### Exercise goal
Report every line of the data that includes "name".

### Given data
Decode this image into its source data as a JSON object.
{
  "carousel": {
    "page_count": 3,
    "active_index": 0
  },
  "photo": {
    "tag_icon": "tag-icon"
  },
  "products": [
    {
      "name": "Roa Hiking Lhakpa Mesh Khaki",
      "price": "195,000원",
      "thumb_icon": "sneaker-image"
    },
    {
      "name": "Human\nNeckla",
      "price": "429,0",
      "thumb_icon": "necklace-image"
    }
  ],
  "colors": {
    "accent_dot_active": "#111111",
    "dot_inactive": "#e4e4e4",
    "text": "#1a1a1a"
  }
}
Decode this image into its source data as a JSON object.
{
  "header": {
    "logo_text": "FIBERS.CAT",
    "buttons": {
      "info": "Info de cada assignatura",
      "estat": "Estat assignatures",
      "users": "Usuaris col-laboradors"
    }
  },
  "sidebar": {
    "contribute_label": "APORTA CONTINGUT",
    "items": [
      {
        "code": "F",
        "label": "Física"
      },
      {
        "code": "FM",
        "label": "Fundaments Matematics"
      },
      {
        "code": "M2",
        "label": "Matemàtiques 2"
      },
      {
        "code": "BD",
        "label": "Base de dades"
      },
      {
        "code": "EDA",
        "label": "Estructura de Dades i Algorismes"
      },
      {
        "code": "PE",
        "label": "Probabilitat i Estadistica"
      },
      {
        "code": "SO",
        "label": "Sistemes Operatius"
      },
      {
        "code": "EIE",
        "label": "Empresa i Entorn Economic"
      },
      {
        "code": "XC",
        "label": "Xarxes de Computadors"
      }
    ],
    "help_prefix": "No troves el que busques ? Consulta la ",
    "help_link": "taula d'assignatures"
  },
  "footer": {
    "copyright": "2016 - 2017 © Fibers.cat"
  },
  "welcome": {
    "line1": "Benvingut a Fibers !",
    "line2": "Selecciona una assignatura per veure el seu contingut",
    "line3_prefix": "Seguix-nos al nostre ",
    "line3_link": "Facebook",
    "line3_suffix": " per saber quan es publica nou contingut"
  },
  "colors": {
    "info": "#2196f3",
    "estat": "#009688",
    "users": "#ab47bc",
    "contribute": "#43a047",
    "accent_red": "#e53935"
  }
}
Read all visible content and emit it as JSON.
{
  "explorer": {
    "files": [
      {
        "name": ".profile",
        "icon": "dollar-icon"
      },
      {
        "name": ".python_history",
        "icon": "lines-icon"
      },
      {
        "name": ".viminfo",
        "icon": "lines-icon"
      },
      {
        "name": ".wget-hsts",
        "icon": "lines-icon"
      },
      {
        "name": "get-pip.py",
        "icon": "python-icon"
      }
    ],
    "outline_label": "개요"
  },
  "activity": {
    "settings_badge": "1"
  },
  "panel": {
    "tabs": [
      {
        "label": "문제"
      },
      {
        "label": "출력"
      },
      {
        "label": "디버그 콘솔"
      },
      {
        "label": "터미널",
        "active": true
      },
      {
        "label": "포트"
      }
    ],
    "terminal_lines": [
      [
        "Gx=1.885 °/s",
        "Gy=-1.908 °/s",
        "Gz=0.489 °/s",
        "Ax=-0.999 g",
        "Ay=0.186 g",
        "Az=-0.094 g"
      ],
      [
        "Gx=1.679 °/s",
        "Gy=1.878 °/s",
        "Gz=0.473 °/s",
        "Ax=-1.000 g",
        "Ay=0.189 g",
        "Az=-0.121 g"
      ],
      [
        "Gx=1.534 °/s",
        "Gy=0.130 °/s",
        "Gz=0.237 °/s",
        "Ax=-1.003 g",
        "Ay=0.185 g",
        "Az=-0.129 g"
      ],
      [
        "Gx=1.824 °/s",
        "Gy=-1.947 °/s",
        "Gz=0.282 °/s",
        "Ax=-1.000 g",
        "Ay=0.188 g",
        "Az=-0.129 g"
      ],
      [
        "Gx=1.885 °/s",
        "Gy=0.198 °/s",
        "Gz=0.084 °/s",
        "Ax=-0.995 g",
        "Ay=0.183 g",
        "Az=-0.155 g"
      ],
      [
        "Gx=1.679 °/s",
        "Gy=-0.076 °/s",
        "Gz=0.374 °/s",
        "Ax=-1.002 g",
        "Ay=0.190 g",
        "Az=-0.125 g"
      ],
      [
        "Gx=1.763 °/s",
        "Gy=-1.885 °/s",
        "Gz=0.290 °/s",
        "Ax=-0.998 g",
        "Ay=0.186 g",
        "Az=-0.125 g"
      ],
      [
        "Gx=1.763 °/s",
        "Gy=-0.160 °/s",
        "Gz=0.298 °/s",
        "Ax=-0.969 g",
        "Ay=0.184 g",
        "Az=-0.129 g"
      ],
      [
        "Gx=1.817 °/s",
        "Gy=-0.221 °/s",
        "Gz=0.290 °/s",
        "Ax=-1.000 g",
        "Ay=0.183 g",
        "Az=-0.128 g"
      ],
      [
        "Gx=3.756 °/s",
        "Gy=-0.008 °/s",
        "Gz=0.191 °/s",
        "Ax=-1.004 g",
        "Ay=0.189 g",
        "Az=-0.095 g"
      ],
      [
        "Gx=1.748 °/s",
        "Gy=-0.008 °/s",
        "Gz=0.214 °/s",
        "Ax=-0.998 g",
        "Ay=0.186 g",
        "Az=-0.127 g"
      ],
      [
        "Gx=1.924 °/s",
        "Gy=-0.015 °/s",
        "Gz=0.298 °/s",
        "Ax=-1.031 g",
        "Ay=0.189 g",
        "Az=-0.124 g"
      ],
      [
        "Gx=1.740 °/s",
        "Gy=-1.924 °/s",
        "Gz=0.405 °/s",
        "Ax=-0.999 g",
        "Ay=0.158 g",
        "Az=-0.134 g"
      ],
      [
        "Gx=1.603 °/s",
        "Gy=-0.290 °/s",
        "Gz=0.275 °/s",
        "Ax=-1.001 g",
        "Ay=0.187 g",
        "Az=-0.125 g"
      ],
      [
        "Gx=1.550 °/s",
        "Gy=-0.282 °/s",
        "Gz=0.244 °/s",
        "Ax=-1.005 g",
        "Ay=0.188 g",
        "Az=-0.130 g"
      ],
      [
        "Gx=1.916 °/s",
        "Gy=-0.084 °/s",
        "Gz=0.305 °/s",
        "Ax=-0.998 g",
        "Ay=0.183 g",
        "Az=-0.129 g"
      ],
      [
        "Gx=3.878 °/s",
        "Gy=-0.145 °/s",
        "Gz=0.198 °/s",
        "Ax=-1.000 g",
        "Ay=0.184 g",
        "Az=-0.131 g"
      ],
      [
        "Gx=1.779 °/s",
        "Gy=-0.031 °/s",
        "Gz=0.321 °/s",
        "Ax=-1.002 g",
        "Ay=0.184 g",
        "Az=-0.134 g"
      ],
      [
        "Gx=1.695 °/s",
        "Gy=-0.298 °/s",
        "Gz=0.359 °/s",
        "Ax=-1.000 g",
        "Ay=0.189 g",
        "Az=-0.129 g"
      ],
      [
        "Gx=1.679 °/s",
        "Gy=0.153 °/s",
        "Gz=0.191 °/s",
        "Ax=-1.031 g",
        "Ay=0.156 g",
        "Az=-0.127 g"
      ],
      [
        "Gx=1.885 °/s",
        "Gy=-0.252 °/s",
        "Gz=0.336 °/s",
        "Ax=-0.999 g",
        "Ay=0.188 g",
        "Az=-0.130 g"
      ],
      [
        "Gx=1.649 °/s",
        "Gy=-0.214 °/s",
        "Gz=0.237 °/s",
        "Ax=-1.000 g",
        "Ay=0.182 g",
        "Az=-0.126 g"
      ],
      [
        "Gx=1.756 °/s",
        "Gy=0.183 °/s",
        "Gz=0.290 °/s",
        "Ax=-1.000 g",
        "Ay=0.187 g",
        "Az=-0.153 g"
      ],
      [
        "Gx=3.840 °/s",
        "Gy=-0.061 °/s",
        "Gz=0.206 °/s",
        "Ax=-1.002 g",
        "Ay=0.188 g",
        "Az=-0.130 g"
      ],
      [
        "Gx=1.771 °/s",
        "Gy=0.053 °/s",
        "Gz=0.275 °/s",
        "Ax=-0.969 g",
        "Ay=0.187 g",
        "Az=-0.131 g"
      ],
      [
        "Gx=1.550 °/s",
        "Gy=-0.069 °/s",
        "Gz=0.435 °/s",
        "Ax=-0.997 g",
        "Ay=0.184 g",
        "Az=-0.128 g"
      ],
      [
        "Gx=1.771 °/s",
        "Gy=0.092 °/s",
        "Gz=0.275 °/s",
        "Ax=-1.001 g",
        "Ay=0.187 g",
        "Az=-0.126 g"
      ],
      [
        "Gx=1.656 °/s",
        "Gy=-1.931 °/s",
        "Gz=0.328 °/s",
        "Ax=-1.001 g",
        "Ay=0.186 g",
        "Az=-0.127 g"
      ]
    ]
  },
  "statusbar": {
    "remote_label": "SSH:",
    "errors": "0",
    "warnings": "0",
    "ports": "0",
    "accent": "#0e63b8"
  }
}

### Task response
      "name": "Roa Hiking Lhakpa Mesh Khaki",
      "name": "Human\nNeckla",
        "name": ".profile",
        "name": ".python_history",
        "name": ".viminfo",
        "name": ".wget-hsts",
        "name": "get-pip.py",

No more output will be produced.